Element data from apps and pages:
○ ○ ○ ○
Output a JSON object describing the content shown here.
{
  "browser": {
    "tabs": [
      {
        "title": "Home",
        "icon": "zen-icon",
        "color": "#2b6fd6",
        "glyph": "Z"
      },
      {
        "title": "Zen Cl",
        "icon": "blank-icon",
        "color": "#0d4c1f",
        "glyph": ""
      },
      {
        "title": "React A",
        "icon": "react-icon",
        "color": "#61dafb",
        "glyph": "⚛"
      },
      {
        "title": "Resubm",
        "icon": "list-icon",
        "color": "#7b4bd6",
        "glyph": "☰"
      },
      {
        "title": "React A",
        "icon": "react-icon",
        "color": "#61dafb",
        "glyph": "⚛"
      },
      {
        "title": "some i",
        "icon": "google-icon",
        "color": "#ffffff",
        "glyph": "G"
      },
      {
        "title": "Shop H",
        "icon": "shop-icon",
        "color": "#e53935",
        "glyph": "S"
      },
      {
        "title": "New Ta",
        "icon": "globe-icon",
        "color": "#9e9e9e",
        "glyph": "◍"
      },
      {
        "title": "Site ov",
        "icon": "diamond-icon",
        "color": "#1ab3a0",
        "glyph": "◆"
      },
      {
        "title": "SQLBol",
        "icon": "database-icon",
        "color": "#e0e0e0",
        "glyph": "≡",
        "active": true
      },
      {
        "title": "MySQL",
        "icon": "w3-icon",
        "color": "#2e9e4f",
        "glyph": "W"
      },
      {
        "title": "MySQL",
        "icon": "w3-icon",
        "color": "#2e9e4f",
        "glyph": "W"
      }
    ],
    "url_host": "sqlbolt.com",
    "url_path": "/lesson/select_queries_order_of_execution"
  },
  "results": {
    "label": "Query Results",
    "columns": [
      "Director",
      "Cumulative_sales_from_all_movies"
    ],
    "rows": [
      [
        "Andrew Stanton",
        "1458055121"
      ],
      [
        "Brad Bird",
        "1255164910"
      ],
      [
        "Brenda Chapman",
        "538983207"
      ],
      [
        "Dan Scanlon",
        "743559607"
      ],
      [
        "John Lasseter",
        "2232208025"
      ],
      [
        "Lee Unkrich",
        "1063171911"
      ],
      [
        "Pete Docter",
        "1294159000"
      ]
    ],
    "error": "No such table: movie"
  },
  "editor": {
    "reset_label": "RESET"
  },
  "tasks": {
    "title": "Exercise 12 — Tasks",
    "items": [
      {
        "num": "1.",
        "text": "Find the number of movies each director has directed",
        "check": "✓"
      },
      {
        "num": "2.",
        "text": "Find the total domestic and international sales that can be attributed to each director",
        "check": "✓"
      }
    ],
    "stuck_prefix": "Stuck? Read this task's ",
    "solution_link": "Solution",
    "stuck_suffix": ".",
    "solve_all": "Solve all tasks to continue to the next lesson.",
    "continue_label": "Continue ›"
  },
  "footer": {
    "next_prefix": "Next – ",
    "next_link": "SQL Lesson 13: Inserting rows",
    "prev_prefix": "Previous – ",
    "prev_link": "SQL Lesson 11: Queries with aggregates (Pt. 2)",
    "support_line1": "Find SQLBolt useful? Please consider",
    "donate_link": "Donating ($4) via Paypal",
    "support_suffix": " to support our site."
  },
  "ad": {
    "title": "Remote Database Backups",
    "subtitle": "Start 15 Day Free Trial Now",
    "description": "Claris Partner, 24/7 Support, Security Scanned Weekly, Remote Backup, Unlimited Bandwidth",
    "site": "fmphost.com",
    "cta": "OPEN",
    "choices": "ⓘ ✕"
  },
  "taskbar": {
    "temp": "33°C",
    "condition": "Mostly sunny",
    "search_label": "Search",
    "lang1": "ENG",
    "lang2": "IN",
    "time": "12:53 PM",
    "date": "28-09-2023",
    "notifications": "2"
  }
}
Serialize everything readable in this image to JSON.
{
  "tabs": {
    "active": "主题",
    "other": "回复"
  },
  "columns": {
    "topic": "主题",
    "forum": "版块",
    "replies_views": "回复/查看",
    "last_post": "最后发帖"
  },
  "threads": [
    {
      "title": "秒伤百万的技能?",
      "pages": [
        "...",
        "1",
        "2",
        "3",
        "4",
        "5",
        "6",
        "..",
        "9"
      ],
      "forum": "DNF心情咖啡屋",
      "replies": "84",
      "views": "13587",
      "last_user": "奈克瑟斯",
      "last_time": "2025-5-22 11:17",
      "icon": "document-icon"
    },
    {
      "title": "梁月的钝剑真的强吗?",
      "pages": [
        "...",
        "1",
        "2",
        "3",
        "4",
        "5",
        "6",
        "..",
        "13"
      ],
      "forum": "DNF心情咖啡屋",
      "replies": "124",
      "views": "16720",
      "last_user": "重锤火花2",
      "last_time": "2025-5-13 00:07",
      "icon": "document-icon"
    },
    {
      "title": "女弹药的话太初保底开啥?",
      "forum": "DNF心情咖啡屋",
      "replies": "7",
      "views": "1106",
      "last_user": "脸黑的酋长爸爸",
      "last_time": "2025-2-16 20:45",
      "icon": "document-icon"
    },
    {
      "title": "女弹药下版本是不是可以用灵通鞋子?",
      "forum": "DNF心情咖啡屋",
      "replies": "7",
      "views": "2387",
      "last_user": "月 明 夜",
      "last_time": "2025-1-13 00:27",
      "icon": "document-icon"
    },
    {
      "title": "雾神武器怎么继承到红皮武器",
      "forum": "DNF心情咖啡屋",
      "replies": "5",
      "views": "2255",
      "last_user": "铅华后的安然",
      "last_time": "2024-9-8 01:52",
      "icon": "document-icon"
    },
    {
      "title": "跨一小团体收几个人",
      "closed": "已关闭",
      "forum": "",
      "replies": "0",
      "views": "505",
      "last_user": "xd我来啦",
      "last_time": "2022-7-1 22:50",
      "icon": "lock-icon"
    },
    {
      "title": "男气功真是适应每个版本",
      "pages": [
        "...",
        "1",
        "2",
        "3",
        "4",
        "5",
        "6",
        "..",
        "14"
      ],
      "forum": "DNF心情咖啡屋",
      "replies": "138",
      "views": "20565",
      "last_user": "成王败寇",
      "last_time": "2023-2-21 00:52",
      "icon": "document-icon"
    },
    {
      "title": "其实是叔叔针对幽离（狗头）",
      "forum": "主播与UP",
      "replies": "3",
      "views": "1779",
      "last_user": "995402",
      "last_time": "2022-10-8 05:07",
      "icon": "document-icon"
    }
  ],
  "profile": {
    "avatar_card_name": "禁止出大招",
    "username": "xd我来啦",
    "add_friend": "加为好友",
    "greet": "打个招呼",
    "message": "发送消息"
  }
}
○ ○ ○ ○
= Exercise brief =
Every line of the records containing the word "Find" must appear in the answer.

= Answer for the task =
        "text": "Find the number of movies each director has directed",
        "text": "Find the total domestic and international sales that can be attributed to each director",
    "support_line1": "Find SQLBolt useful? Please consider",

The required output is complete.